START INPUT RECORDS
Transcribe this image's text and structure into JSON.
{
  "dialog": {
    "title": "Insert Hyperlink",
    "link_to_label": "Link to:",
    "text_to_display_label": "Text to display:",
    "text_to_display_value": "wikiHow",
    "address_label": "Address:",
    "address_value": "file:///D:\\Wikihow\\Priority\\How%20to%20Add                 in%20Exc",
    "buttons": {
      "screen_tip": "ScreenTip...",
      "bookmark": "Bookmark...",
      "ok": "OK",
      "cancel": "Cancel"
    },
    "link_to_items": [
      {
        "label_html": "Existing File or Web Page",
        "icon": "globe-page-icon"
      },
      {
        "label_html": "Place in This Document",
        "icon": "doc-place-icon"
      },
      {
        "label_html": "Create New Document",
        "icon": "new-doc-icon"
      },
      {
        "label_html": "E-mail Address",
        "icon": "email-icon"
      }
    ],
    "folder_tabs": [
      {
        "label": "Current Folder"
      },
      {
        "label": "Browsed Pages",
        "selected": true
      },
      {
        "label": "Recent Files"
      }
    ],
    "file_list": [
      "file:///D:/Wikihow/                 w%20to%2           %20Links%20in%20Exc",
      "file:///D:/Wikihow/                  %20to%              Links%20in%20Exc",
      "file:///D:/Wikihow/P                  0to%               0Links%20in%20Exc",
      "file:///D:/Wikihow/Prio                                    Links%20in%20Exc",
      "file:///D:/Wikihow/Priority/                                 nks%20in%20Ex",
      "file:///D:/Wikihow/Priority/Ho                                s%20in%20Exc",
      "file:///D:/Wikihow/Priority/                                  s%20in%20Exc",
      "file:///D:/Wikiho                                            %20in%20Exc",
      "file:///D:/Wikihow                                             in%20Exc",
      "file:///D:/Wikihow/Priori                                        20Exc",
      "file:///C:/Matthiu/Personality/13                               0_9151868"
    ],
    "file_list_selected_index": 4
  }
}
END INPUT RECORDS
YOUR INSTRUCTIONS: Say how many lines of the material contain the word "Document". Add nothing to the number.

REPLY: 2